Interiors that have a very stark and refined quality are always more friendly and welcoming with the introduction of a rustic element into the decor. Consequently, there has been an ongoing trend with the use of found objects within a space. In the last decade a new generation of products have surfaced that combine both these qualities within one object. The result is absolutely stunning. We love to use these materials in residential or commercial interior design projects.
John Housmand combines elements in such a unique way that the integrity of the natural materials is not lost but rather enhanced by the introduction of man-made components such as glass or acrylic. A thin piece of wood wraps around an acrylic box giving the furniture piece depth and complexity.
If you ever think the wheel cannot be recreated, check out the work of Duffy London, a product design studio in England.

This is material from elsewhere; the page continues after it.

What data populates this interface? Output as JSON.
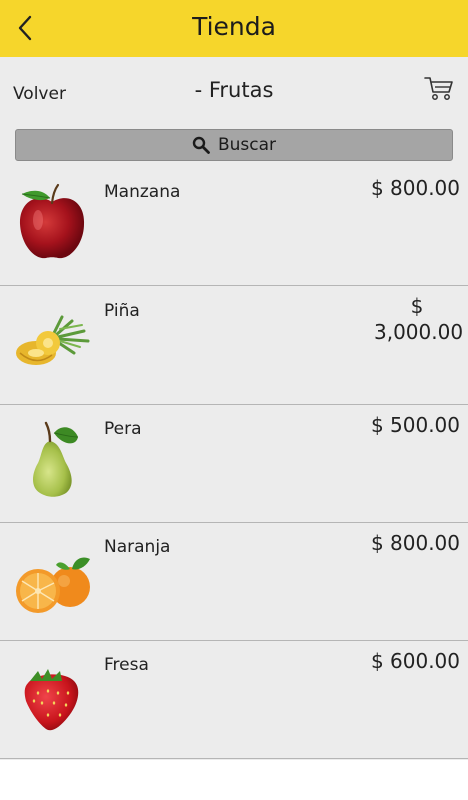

The products they create are unique to say the least, many times creating an optical illusion that begs for a double take. The abyss table is my personal favorite, where a CNC machine has been used in the most imaginative way to create a three dimensional typography beneath floating blue glass.

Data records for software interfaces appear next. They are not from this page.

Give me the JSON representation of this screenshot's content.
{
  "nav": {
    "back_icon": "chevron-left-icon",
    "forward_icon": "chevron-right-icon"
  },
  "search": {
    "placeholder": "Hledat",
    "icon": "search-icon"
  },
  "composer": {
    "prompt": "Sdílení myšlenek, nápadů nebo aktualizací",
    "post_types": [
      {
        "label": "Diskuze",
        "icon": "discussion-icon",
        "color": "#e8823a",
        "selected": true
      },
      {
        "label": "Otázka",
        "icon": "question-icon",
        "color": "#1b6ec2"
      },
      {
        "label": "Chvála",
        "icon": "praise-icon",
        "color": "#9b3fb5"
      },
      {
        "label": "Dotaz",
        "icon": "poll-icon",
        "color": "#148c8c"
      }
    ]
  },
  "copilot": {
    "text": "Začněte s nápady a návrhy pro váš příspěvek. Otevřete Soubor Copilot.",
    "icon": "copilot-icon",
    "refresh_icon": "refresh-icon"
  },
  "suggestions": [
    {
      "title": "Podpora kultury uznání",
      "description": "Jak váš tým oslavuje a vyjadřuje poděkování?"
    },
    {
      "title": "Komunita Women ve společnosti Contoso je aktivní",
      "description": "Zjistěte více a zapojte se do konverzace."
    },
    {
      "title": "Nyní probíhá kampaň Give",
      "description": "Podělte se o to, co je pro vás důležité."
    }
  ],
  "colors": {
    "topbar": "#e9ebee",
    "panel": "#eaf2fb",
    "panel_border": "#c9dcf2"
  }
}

Hudson Furniture is known for taking basic resources and fabricating them in the most extraordinary manner. This little side table brings some bling to a room by its metallic quality and by the juxtaposition of smooth vs. very rough surfaces.
Live edge counters have been all the rage ever since they were installed in iconic public spaces like Nobu restaurant and the W Hotel. In the River Coffee Table by Greg Klassen, the raw edges are enhanced by a contouring blue glass sandwiched between two irregular sides. Right angles remain intact at the outer edge of the table, drawing attention to the detail that floats down the center.
Okay, maybe this table is made of a material that is not so “everyday.” It begs attention nonetheless. Natural beauties created by volcanic rock, this agate side table brings an elegance from the unique combination of colors that swirl together. The industrial base of the table mirrors the jagged edge of the agate slices, contrasting with the smooth, glass-like quality of the top surface.